If you getting a new iPhone, you may wonder how a device without a physical keyboard can do everything from checking your bank balances to telling your Facebook friends about your daughter’s birthday party. The answer: It’s all in the touch screen. The following post explains how to use touch screens on new iPhones (including the iPhone 7, iPhone 8 and iPhone 10). Some of the instructions will be valid for older iPhones as well.
The iPhone touch screen lets you press virtual buttons, enter text on a pop-up virtual keyboard, and use other types of gestures, including:
- Force Touch. Pressing and holding a finger on the screen can place the cursor in a document or email, select an area or object, or mark an item for cutting, copying, and pasting. Force Touch can also be used to remove apps from the phone (see Chapter 4, ).
- Swiping and Brushing a finger across the screen allows for horizontal browsing (for instance, to see the next picture in a photo album) or vertical scrolling (useful in the iPhone’s browser, if you want to read to the bottom of a long article or page). Flicking can be used in book apps to flip through the pages, and some games even use swiping for special actions such as slicing tossed fruit (no joke—this is the object of a game called Fruit Ninja).
- Double-tapping. In email, double-tapping text will highlight text and give you the option of copying, cutting, and pasting. In games and other apps, double-tapping might allow certain moves or special functions.
- Dragging is a combination of holding and swiping, and is similar to “dragging” an item with a mouse on a desktop computer. Try it by holding down one of the app icons for two seconds. Without letting it go, drag it to the right side of the screen. The icon will follow your finger and will eventually be dragged over to the next pane of the Home screen. Let go of the icon, and the icon will be deposited on the new pane.
- Zooming. This gesture is commonly used for zooming in and out, which can be useful for examining photos or maps. To zoom in, place the tips of two fingers or a finger and a thumb next to each other on the screen, and then spread the digits. To zoom out, do the reverse.
Many gestures and touch-related actions are contextual. That means a gesture may be assigned different functions, depending on the app that is being used. Fortunately, some gestures are nearly universal. For instance, the swiping gesture rarely changes from app to app (Fruit Ninja being one amusing exception!)
3D Touch, Peek, and Pop
All newer iPhones have additional touch screen actions, which Apple collectively calls 3D Touch.
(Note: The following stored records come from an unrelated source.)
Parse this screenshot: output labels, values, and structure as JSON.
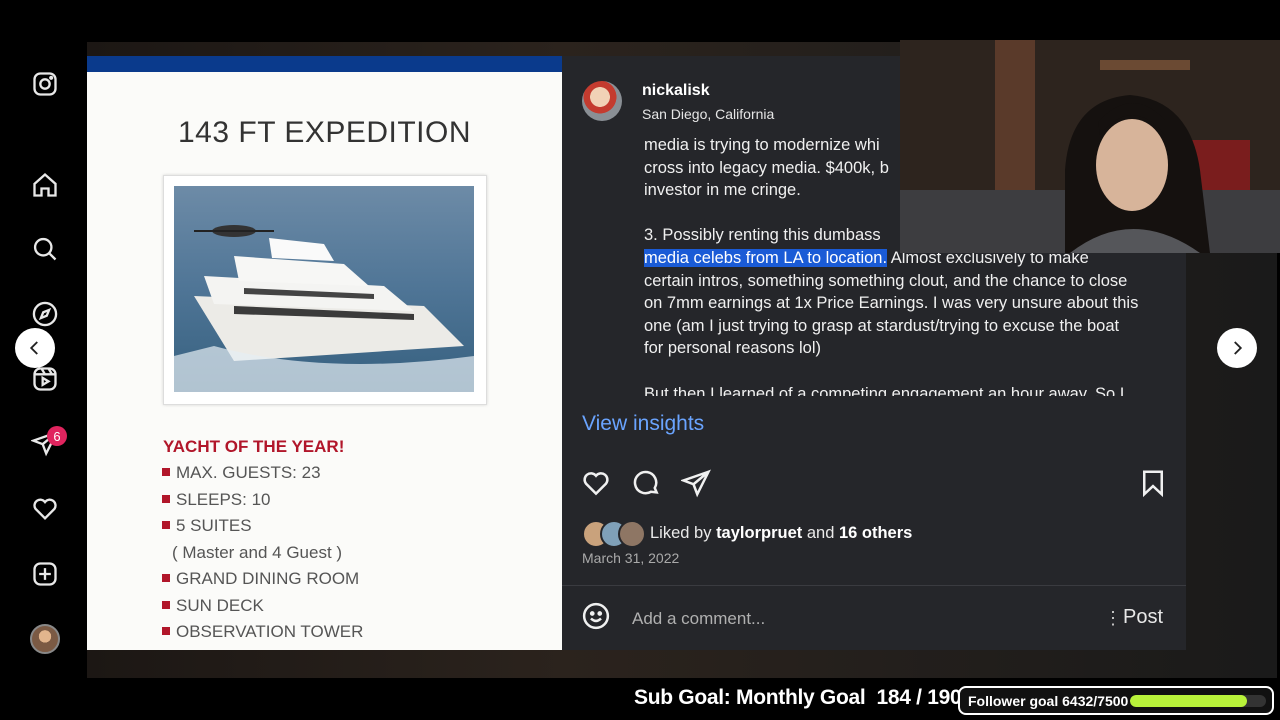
{
  "post": {
    "username": "nickalisk",
    "location": "San Diego, California",
    "caption_lines": [
      "media is trying to modernize whi",
      "cross into legacy media. $400k, b",
      "investor in me cringe.",
      "",
      "3. Possibly renting this dumbass"
    ],
    "caption_highlight": "media celebs from LA to location.",
    "caption_after_highlight": " Almost exclusively to make",
    "caption_rest": [
      "certain intros, something something clout, and the chance to close",
      "on 7mm earnings at 1x Price Earnings. I was very unsure about this",
      "one (am I just trying to grasp at stardust/trying to excuse the boat",
      "for personal reasons lol)",
      "",
      "But then I learned of a competing engagement an hour away. So I"
    ],
    "view_insights": "View insights",
    "liked_prefix": "Liked by",
    "liked_user": "taylorpruet",
    "liked_and": "and",
    "liked_others": "16 others",
    "date": "March 31, 2022",
    "comment_placeholder": "Add a comment...",
    "post_button": "Post"
  },
  "image": {
    "title": "143 FT EXPEDITION",
    "heading": "YACHT OF THE YEAR!",
    "specs": [
      {
        "text": "MAX. GUESTS: 23",
        "bullet": true
      },
      {
        "text": "SLEEPS: 10",
        "bullet": true
      },
      {
        "text": "5 SUITES",
        "bullet": true
      },
      {
        "text": "( Master and 4 Guest )",
        "bullet": false
      },
      {
        "text": "GRAND DINING ROOM",
        "bullet": true
      },
      {
        "text": "SUN DECK",
        "bullet": true
      },
      {
        "text": "OBSERVATION TOWER",
        "bullet": true
      }
    ]
  },
  "nav": {
    "items": [
      "instagram-icon",
      "home-icon",
      "search-icon",
      "explore-icon",
      "reels-icon",
      "messages-icon",
      "notifications-icon",
      "create-icon",
      "profile-avatar"
    ],
    "messages_badge": "6"
  },
  "stream": {
    "sub_goal_label": "Sub Goal: Monthly Goal",
    "sub_goal_value": "184 / 190",
    "follower_goal": "Follower goal 6432/7500",
    "follower_progress": 0.8576
  },
  "colors": {
    "panel": "#25262a",
    "link": "#6aa4ff",
    "highlight": "#1a5bd6",
    "yacht_red": "#b1162a",
    "progress": "#b8f23a"
  }
}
The touch screens on these newer models are able to differentiate between taps, light pressure (Peek), and heavy pressure (Pop). Peek generally previews content or provides additional options, whereas Pop will open the content.
Here are some examples of how Peek and Pop work:
- From the Home screen, light pressure on an app icon will reveal a menu of Quick Action options for that app.
- When reviewing the list of email in your inbox, light pressure on a particular message will preview it, while heavy pressure will open up the message.
- While browsing photos and videos in the Photos app, use Peek on a single image to open it up for preview.
- From your list of contacts, Peek will let you quickly mail, message, or call someone.
- In Maps, use Peek to preview a business or organization, share its location, start driving directions, or browse contacts in your favorites (see the image below).
- It takes some getting used to. Press too hard or too softly, and it may not work as expected.
- Apple Apps widely incorporate 3D Touch, as do some popular apps such as Instagram. However, not all apps support 3D Touch.
- For certain apps, there does not seem to be much of a point to Peek or Pop—for instance, why bother using 3D Touch to preview or open a photo when it is already so easy to use the touch screen to open it?
Nevertheless, some apps are really improved by the addition of 3D Touch, such as Contacts. If you own a newer iPhone model, play around with 3D Touch to determine which apps work best with the new touch screen technology.
This post was excerpted from an IN 30 MINUTES guide.